Dataset rows describing interfaces:
/---

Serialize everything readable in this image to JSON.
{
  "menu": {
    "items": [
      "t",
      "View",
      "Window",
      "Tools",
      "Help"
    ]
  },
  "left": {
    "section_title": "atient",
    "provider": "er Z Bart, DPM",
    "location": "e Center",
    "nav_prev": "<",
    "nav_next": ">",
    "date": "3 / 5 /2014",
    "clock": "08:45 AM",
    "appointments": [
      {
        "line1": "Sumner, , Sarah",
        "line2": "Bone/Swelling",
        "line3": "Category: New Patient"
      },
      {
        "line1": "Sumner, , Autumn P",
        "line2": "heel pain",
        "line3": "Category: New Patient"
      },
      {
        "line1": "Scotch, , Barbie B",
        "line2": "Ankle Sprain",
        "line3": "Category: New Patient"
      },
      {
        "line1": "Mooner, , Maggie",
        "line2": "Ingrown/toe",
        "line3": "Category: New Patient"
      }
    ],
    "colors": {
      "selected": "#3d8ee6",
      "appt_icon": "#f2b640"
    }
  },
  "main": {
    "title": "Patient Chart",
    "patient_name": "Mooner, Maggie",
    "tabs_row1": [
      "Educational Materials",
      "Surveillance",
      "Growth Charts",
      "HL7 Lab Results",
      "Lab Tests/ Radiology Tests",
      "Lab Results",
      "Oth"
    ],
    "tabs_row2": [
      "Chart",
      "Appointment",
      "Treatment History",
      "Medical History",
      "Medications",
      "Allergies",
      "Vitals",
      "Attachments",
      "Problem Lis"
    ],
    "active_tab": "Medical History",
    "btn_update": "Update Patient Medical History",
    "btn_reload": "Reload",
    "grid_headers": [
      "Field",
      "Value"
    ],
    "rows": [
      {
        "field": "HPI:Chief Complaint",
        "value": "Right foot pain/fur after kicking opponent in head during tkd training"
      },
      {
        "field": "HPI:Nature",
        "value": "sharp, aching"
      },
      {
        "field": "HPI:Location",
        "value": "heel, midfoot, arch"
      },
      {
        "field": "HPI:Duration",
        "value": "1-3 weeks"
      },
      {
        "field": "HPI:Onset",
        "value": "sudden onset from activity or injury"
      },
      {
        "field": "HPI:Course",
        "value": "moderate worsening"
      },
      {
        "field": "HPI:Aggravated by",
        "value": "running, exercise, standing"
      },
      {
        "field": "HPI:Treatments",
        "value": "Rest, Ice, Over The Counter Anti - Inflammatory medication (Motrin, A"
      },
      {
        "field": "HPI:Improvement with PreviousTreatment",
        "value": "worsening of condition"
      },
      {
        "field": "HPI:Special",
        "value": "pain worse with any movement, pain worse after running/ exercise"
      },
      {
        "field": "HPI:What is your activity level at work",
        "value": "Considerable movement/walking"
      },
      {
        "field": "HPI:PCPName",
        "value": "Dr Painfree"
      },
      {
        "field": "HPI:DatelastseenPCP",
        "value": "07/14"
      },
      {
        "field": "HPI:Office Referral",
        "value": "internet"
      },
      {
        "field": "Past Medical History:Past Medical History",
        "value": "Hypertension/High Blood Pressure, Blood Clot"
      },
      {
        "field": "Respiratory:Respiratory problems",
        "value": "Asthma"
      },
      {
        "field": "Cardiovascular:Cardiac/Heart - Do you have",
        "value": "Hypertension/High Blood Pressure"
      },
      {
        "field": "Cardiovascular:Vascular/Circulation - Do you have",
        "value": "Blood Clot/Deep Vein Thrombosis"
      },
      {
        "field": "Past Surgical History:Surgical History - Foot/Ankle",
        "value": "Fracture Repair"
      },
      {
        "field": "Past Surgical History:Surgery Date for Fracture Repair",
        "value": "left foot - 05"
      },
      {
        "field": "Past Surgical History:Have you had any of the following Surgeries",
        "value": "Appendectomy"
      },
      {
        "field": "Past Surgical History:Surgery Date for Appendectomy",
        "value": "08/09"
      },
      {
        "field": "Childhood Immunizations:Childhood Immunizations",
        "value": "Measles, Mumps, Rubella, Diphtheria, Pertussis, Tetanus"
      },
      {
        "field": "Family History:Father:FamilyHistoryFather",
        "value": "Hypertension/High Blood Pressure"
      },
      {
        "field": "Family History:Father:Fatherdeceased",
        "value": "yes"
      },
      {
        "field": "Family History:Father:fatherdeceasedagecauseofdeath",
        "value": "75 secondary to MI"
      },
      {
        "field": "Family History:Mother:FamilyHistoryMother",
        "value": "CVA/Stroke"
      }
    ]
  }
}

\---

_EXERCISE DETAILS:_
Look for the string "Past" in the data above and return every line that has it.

_EXERCISE ANSWER:_
        "field": "Past Medical History:Past Medical History",
        "field": "Past Surgical History:Surgical History - Foot/Ankle",
        "field": "Past Surgical History:Surgery Date for Fracture Repair",
        "field": "Past Surgical History:Have you had any of the following Surgeries",
        "field": "Past Surgical History:Surgery Date for Appendectomy",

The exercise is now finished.